Is Your SEO Guru Making You Look Stupid? Here’s How To Fix It.

I’ve been sitting on my hands for the past year or more, trying to keep from writing this post.  The fact that you’re reading it means I’ve failed.  That sucks for me, but it’s good for you.

I am pretty good at this SEO stuff.  I don’t know everything, but I can write content that human beings can read.

I use a whole bunch of tools when I need to, and I’ve got a decent grasp of the English language.

I also know (in theory) how to hang a kitchen cabinet.

But I also know the golden rule of life.

Just Because You Know How To Do Something

… doesn’t mean you should be doing it.

Unfortunately, the people you hired for SEO are either too stupid or too lazy to pass on that tidbit of information.

I get it – SEO skills are important to getting readers to your blog or website or whatever you’ve got going on.  But you’ve got to realize that once you get someone to come to your site, you’ve got to have something that’s not cringe-worthy for them to read.

Take, for example, this gem.  There’s a bankruptcy blog written by a lawyer in California.  Stuff’s pretty good, if not a bit technical for most consumers.  Every single post – and I do mean each and every one – begins and ends with a link to his basic bankruptcy page.  The anchor text (the anchor text is the text that’s underlined – when you click it, you get taken somewhere else) invariably states a different location plus some variation on the term “bankruptcy lawyers.”

For example, here are a few of his recent openers and closers (the underlined text is not a hyperlink to his site, but they are all links in the original articles):

… our Corona consumer bankruptcy lawyers warn every bankruptcy client about the penalties for lies in bankruptcy — including lies that become relevant in a later bankruptcy as well as lies during the bankruptcy itself …

… our team of Rancho Cucamonga foreclosure defense attorneys regularly reads about “show me the note” cases …

…  our team of Moreno Valley foreclosure defense lawyers were interested to see a recent case in which … all of our Tustin foreclosure defense attorneys would be pleased … our Norwalk foreclosure defense lawyers feel strongly that …

I mean, really?  Someone told these otherwise smart lawyers (at least, I’m guessing that they’re smart) that blatant SEO-pushing is a good idea for readers?

Did they not realize that these self-serving, SEO-heavy links at the top and bottom of every post might make their stuff seem promotional rather than informative?

Probably not.  They hired an SEO guy (it’s usually a guy, though there are some very good women in the field as well) who sold them on the technical aspects of web publishing without bothering to remind then that people are actually going to read this stuff.

The Legal Marketing “Experts” Are No Better

It’s not just the lawyers who follow this awful guidance, it’s some of the big names in legal marketing as well.  Over and over I see marketers posting blogs that are so clearly designed to “fit” into the SEO “best practices” mold that it’s barely readable.  They look like desperate attention-seekers who are using the platform for nothing else but to climb to the top of the search engines by hook or by crook.

That sucks, because some of them are pretty good at what they do otherwise.

Here’s an idea for you, legal marketing “experts” “gurus” “ninjas” and similarly-meaningless terms.

Why not write someone that people are going to find interesting and entertaining?  Perhaps a bit of, I don’t know, information?  Guidance?

Or are you doing this blogging thing merely because it’s in fashion and a way to get eyeballs to your next conference, retreat, seminar, or pow-wow?

As for you, my lawyer friends, I have a bit of advice.  Take it leave it, as you see fit.

Write stuff that sounds human.  If it’s good, people will read it.  If it sucks, nobody will read it.  And if nobody reads it, you’ll be forced to get better.

Do that.

Image credit:  and.e.


  1. says

    Insert the sound of me clapping loudly!
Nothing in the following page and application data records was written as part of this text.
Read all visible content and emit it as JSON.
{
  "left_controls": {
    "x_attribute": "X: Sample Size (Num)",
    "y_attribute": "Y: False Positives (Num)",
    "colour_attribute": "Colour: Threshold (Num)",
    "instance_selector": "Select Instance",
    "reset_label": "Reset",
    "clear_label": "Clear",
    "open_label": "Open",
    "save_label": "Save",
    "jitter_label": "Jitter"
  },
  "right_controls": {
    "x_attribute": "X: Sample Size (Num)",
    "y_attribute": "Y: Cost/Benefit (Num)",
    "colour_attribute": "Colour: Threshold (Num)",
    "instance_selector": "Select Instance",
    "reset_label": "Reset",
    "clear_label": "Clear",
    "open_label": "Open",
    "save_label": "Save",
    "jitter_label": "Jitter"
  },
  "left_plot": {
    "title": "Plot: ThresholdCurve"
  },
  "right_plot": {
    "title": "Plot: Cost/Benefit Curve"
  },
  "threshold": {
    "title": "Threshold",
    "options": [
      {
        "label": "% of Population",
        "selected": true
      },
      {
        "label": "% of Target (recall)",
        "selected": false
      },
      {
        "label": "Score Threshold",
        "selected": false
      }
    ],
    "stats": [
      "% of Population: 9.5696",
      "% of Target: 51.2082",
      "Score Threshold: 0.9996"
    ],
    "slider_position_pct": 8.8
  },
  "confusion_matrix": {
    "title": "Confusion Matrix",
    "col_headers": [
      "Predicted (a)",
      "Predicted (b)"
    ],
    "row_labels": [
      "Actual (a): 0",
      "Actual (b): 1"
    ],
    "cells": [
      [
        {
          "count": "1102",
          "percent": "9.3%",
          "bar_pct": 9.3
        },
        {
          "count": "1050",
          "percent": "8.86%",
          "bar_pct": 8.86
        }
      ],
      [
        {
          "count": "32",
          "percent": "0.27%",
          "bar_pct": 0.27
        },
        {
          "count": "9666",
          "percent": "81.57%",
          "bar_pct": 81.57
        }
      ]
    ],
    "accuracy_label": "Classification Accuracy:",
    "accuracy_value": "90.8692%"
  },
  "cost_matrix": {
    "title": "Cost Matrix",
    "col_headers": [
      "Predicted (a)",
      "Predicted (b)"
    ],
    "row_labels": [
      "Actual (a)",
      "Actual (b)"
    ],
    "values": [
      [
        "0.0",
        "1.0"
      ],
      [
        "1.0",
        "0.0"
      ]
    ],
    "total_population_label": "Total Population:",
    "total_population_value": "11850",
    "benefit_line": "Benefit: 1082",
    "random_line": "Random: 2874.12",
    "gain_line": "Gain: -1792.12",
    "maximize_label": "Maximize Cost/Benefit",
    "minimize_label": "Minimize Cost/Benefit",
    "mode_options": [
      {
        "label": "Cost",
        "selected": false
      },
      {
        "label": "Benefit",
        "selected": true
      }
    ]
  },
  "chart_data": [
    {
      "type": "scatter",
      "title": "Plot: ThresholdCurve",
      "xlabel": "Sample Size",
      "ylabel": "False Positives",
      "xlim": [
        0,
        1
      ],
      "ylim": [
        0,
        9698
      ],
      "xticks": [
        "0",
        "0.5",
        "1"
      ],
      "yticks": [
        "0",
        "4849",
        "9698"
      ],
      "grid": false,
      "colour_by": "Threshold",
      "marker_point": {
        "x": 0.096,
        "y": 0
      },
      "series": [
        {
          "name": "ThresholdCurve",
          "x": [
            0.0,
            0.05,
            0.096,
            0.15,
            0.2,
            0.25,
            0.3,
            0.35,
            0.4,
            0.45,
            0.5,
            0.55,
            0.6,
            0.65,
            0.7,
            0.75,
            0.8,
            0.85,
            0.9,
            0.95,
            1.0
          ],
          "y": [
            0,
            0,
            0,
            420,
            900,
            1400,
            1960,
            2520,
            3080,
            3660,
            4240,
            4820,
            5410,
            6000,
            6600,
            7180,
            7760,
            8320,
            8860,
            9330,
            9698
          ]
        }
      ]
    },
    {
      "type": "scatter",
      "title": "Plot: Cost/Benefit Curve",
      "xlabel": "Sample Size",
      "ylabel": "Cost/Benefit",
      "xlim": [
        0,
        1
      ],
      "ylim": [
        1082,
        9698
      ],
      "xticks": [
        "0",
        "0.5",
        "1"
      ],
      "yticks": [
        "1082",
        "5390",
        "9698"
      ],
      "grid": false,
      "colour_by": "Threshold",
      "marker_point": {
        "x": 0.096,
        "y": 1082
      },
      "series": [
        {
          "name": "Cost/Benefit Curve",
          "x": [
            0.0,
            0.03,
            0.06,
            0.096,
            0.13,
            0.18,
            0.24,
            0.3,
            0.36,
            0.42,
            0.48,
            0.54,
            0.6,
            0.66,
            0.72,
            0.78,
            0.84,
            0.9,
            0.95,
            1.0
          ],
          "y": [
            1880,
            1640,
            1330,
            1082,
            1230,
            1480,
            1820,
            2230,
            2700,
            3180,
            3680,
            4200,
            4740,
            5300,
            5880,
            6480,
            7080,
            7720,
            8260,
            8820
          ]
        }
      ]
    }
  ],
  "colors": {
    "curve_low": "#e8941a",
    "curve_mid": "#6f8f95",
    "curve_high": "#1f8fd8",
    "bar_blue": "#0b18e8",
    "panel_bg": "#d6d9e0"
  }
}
People overthink this stuff and drive themselves and their potential readers batty.

    Write good stuff. Be thoughtful about including keyphrases when you can. That is all.
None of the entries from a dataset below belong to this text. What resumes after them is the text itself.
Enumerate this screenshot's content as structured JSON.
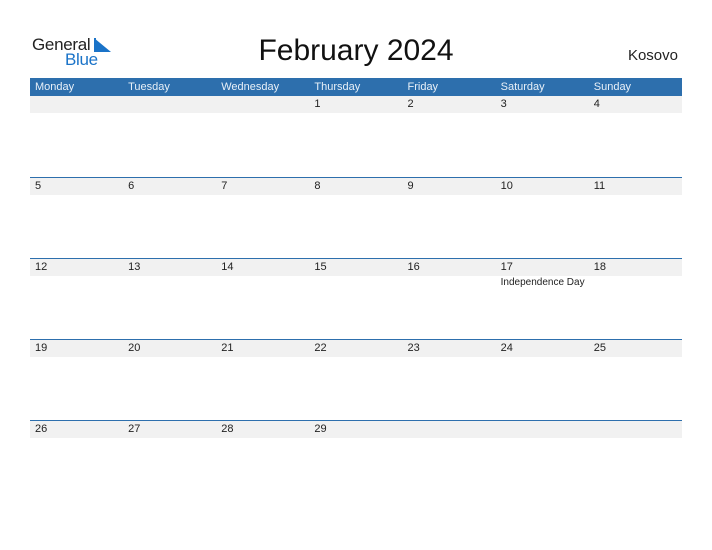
{
  "logo": {
    "word1": "General",
    "word2": "Blue",
    "icon": "triangle-flag-icon"
  },
  "header": {
    "title": "February 2024",
    "country": "Kosovo"
  },
  "colors": {
    "accent": "#2d6fad",
    "band": "#f1f1f1",
    "logo_blue": "#1a73c8"
  },
  "days": [
    "Monday",
    "Tuesday",
    "Wednesday",
    "Thursday",
    "Friday",
    "Saturday",
    "Sunday"
  ],
  "weeks": [
    {
      "dates": [
        "",
        "",
        "",
        "1",
        "2",
        "3",
        "4"
      ],
      "holidays": [
        "",
        "",
        "",
        "",
        "",
        "",
        ""
      ]
    },
    {
      "dates": [
        "5",
        "6",
        "7",
        "8",
        "9",
        "10",
        "11"
      ],
      "holidays": [
        "",
        "",
        "",
        "",
        "",
        "",
        ""
      ]
    },
    {
      "dates": [
        "12",
        "13",
        "14",
        "15",
        "16",
        "17",
        "18"
      ],
      "holidays": [
        "",
        "",
        "",
        "",
        "",
        "Independence Day",
        ""
      ]
    },
    {
      "dates": [
        "19",
        "20",
        "21",
        "22",
        "23",
        "24",
        "25"
      ],
      "holidays": [
        "",
        "",
        "",
        "",
        "",
        "",
        ""
      ]
    },
    {
      "dates": [
        "26",
        "27",
        "28",
        "29",
        "",
        "",
        ""
      ],
      "holidays": [
        "",
        "",
        "",
        "",
        "",
        "",
        ""
      ]
    }
  ]
}
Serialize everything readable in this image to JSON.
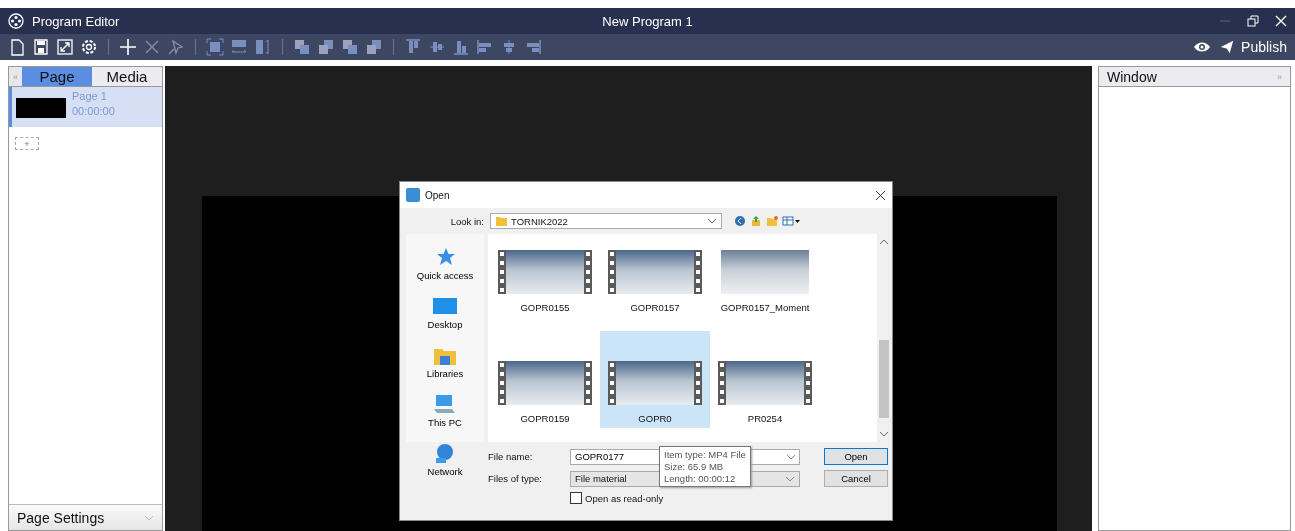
{
  "window": {
    "app_title": "Program Editor",
    "document_title": "New Program 1"
  },
  "toolbar": {
    "publish": "Publish"
  },
  "left_panel": {
    "collapse": "«",
    "tabs": [
      {
        "label": "Page",
        "selected": true
      },
      {
        "label": "Media",
        "selected": false
      }
    ],
    "pages": [
      {
        "name": "Page 1",
        "duration": "00:00:00",
        "selected": true
      }
    ],
    "add_page": "+",
    "footer": "Page Settings"
  },
  "right_panel": {
    "title": "Window",
    "expand": "»"
  },
  "dialog": {
    "title": "Open",
    "look_in_label": "Look in:",
    "look_in_value": "TORNIK2022",
    "places": [
      {
        "label": "Quick access",
        "kind": "star"
      },
      {
        "label": "Desktop",
        "kind": "desktop"
      },
      {
        "label": "Libraries",
        "kind": "folder"
      },
      {
        "label": "This PC",
        "kind": "computer"
      },
      {
        "label": "Network",
        "kind": "network"
      }
    ],
    "files": [
      {
        "name": "GOPR0155",
        "kind": "video",
        "selected": false
      },
      {
        "name": "GOPR0157",
        "kind": "video",
        "selected": false
      },
      {
        "name": "GOPR0157_Moment",
        "kind": "image",
        "selected": false
      },
      {
        "name": "GOPR0159",
        "kind": "video",
        "selected": false
      },
      {
        "name": "GOPR0",
        "kind": "video",
        "selected": true
      },
      {
        "name": "PR0254",
        "kind": "video",
        "selected": false
      }
    ],
    "tooltip": [
      "Item type: MP4 File",
      "Size: 65.9 MB",
      "Length: 00:00:12"
    ],
    "file_name_label": "File name:",
    "file_name": "GOPR0177",
    "file_type_label": "Files of type:",
    "file_type": "File material",
    "read_only": {
      "label": "Open as read-only",
      "checked": false
    },
    "buttons": [
      "Open",
      "Cancel"
    ]
  }
}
    Stop sitting on your hands. They fall asleep when you do that.

  2. says

    You expressed my frustration with so many newsletters and webinars. All they do is try to sell me on their products. The lure is there, but there is nothing to back it up. I get so frustrated with it.

    I write to explain something. I know that people read it because they call me with questions. Some of them are in my area and hire me or refer me to others.

    That is what blogging is about. It is a way to educate and help people who need it, highlight what you know and what you can do, and call people to action. It gets your name and expertise out there so when people do need a (Insert expertise here) lawyer, they call or refer YOU.

    • Jay Fleischman says

      Amen, Mitchell. There’s a place for adding to the toolkit, but the basics are all there for you. Learn the skills – the tools can be swapped out.

  3. says

    To me, the most persuasive argument against the SEO copywriting of the type you featured is that it’s intrinsically self-defeating. Even if it’s successful in improving your organic page rank, no one will enjoy reading it once they’ve found you.

  4. says

    Great article. I, like Mitchell, enjoy blogging because I get real world responses from it when I meet with clients. I rarely get comments on my website but it is very satisfying to have someone walk into my office and ask me a question about a specific article or tell me they really enjoy reading my site.

    One issue I struggle with is blogging in an area like bankruptcy law I think it is tough to obtain true followers of your blog. Bankruptcy is usually a one hit thing. I imagine that the people who read my stuff consistently are more likely my mother and other bk attorneys (my Mom knows more about bk than I am sure she thought she ever would!). Once a case is over I doubt I have clients that ever visit my site again.

    Because of this I feel like I need to be conscious of the SEO aspect of my writing to help me with the search engines but at the same time generate content that will keep people there once they click through.

  5. says

    This article really made me think about the content of my blog posts. Now, I am confident that I am passing along great information, but I will put in an “Atlanta” here and “Georgia” there to satisfy the SEO gods. Maybe that is the wrong approach, or perhaps, as with everything, moderation is the key.